Edwin Williamson is King Alfonso XIII Professor Emeritus of Spanish Studies at the University of Oxford and a Fellow of Exeter College. He has held academic posts in the University of London and in Trinity College Dublin, and was Forbes Professor of Hispanic Studies at the University of Edinburgh until 2003, when he was elected to the Chair at Oxford. He is a Corresponding Fellow of the Real Academia Española, and was appointed Comendador de Número de la Orden de Isabel la Católica, for his services to Hispanism in the United Kingdom. He has held visiting positions at Stanford, Cornell, UCLA, University of Colorado Denver and the University of São Paulo, Brazil, and has also lectured widely in Spain, Latin America, the USA, and Europe. His publications and teaching reflect his interest in the literature and history of the early modern Iberian world and modern Latin America. He was awarded a Leverhulme Major Research Fellowship for his current research project on Cervantes.

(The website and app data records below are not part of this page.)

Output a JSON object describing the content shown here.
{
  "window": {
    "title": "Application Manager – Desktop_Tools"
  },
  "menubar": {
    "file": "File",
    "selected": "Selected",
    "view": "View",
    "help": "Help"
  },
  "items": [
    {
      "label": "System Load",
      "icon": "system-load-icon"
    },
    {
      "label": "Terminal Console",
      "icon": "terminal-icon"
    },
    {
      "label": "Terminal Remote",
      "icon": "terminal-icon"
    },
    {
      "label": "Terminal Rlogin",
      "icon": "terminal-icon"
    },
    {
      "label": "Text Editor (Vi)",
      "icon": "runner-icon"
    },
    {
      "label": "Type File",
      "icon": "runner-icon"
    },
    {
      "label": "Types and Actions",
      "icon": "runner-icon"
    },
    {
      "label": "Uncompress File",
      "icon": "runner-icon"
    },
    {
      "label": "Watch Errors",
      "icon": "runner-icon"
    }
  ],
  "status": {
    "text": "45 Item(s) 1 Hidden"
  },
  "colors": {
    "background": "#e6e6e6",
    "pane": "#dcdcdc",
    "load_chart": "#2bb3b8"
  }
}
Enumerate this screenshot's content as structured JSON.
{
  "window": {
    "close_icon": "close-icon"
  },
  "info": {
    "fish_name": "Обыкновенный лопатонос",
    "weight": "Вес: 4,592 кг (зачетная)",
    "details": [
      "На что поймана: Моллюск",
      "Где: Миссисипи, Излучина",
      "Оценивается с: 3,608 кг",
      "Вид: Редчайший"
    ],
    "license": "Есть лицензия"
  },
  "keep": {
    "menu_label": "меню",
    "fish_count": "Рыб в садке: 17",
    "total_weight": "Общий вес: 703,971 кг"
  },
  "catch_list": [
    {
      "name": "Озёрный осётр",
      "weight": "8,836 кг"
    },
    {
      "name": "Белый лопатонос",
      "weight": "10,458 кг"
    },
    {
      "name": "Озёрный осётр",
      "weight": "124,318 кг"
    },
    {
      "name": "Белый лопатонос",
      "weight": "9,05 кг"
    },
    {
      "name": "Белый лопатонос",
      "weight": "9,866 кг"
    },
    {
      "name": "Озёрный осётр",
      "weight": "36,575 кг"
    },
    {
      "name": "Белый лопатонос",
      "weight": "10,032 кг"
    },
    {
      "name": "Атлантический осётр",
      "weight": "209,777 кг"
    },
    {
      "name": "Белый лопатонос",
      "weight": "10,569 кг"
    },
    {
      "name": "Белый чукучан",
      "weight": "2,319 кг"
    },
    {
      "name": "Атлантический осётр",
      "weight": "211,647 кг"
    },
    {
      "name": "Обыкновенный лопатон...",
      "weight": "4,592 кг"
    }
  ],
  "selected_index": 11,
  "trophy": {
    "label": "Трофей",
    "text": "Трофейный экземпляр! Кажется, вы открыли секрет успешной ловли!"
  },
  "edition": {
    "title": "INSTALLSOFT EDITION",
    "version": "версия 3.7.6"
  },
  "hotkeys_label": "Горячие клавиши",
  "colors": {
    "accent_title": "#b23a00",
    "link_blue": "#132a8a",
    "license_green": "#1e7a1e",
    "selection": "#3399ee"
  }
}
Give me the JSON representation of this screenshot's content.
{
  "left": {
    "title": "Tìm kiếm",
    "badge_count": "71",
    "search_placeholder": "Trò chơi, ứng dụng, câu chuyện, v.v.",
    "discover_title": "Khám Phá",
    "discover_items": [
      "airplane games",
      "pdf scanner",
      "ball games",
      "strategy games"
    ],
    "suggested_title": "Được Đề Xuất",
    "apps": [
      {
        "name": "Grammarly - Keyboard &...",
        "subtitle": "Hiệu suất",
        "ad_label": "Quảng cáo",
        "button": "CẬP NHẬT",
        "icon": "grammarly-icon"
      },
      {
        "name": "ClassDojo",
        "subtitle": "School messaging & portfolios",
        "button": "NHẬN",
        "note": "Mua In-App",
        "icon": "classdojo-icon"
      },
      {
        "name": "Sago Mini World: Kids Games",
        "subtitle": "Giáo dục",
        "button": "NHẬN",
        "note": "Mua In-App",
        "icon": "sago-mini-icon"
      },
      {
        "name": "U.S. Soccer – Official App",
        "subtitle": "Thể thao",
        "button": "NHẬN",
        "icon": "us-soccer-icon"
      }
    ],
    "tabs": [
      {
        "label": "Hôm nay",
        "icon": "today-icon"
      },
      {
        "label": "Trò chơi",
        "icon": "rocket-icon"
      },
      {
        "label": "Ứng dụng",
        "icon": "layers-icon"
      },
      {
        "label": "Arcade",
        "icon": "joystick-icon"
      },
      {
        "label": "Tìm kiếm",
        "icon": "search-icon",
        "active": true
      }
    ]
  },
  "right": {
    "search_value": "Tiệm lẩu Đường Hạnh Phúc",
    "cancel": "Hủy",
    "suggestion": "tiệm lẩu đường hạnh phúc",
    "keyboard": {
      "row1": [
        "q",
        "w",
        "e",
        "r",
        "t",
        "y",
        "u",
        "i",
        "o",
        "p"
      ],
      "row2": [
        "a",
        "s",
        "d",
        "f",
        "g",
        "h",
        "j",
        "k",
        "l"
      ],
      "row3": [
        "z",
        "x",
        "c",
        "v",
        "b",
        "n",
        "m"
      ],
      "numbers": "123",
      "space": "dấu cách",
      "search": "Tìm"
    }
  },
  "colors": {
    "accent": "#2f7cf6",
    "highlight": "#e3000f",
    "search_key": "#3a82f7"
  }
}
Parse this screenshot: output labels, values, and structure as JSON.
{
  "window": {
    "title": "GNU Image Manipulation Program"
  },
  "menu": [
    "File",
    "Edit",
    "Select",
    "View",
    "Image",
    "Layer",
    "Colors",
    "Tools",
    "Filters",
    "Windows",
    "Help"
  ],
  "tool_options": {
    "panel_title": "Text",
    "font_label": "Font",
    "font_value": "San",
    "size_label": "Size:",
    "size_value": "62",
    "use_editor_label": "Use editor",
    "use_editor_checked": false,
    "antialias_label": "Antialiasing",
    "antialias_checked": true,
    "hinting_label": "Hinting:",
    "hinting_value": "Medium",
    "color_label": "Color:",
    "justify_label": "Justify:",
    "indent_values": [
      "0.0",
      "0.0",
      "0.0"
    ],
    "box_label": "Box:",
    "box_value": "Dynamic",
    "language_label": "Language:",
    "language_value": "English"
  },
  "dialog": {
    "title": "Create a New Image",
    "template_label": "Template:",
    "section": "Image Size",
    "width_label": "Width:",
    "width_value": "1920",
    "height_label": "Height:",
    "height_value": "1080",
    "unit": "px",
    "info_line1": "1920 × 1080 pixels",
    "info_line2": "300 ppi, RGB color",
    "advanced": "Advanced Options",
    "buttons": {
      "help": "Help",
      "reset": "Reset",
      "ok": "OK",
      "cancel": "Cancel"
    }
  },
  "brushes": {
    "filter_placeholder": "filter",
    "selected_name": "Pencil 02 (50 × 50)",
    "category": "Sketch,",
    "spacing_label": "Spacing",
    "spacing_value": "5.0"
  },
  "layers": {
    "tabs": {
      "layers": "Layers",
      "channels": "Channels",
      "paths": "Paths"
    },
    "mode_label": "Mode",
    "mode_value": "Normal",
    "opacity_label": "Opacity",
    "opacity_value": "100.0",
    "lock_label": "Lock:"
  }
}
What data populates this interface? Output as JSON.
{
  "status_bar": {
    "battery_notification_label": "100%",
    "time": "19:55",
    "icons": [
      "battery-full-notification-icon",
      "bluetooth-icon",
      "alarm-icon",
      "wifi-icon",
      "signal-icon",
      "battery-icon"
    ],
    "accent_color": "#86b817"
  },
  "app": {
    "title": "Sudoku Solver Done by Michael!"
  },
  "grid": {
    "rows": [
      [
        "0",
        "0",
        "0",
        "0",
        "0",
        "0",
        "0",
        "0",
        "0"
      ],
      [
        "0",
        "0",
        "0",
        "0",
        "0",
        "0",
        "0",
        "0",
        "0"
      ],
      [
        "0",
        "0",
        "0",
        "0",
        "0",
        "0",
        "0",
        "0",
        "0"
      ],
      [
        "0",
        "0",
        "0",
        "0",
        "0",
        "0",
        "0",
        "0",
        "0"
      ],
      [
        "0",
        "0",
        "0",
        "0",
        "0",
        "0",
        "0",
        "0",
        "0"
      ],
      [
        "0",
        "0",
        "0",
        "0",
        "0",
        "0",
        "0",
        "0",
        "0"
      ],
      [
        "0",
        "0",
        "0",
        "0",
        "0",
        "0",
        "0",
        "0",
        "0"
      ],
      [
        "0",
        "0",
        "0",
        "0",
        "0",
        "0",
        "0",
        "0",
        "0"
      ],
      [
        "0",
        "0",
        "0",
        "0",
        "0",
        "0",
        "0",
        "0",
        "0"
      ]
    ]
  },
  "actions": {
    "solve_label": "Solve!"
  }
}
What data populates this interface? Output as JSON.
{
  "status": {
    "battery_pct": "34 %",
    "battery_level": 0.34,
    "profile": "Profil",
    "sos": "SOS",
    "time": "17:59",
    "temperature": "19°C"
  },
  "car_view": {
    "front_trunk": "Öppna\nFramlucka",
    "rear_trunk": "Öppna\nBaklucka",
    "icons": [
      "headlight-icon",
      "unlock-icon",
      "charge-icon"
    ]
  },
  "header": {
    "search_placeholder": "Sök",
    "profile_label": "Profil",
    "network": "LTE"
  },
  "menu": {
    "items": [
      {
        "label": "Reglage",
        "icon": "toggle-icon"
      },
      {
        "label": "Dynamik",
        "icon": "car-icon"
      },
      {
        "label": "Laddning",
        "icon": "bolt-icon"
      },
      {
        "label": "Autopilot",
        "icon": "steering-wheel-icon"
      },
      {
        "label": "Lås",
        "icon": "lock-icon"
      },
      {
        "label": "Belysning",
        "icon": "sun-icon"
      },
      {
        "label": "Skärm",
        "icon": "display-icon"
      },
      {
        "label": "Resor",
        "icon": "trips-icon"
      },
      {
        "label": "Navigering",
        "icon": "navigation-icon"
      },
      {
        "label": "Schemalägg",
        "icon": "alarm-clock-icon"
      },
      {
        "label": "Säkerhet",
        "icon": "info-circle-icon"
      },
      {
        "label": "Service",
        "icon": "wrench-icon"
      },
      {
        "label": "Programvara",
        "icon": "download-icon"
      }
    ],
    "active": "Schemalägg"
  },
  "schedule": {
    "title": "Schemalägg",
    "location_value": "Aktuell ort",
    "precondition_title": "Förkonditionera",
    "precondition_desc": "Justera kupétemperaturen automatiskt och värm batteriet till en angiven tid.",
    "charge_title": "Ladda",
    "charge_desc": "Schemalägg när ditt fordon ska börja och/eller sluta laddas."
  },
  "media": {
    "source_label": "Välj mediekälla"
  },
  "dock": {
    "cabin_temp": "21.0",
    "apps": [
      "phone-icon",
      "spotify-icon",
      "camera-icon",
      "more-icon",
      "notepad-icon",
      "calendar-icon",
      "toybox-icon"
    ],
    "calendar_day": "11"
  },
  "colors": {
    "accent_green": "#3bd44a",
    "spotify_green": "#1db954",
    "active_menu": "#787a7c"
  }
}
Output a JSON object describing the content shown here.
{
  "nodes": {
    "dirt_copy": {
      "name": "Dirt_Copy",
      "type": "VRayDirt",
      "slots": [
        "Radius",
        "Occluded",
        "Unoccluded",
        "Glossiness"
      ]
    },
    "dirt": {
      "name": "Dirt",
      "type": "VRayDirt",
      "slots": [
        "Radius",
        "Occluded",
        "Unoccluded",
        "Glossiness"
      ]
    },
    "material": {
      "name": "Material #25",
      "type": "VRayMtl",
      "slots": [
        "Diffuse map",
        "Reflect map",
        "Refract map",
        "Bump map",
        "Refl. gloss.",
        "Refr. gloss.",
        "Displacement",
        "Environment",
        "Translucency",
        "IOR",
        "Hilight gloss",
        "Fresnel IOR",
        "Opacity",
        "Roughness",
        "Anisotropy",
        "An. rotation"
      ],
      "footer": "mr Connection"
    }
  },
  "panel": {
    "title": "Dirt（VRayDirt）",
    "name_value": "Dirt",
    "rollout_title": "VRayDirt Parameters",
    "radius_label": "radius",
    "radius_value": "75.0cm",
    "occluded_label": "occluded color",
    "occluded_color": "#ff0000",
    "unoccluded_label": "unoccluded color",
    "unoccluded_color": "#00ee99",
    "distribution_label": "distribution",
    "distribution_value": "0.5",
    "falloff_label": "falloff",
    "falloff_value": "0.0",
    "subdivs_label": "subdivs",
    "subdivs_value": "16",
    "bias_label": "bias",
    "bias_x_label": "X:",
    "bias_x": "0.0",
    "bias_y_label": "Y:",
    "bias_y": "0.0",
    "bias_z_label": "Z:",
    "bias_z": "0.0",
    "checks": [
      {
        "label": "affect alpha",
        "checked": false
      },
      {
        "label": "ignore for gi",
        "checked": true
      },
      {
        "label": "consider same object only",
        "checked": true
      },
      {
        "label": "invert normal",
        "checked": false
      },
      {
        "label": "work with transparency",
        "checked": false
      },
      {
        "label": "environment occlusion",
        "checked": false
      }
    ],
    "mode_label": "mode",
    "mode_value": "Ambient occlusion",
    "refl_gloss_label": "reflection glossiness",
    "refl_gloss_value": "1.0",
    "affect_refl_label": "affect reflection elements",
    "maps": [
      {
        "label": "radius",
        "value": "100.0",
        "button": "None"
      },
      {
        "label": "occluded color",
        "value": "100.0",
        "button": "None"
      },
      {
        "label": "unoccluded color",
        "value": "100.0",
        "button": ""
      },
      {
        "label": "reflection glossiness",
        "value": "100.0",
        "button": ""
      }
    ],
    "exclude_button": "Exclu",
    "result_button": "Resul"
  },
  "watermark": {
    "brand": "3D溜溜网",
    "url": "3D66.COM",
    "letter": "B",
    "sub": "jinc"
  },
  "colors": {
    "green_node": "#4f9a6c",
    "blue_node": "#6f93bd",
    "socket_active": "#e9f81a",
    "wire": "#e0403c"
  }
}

How did a seventeenth-century Spaniard come to write what is generally regarded as the first modern novel? There is no satisfactory explanation. Some scholars believe that Cervantes was in some way subversive of the established order but all the reliable evidence suggests he was a patriotic Catholic subject of the Monarquía Española. Other scholars argue that modern critics have perverted Cervantes’s intentions by construing various types of philosophical and ironic significance which allegedly contradict the book’s original comic meaning. Nevertheless, I maintain that it is not anachronistic to read Don Quixote as the first modern novel. The challenge for scholars is to explain how a book which was initially conceived as a parody of the romances of chivalry was capable of laying the foundations of the modern novel, and why the resulting work should have acquired such cultural power in the modern era. My research involves a critical study of Cervantes's evolution as a writer during the last three decades of his life (1585-1616), with a particular focus on the historical, cultural and political factors bearing upon.the process of composition of his great masterpiece.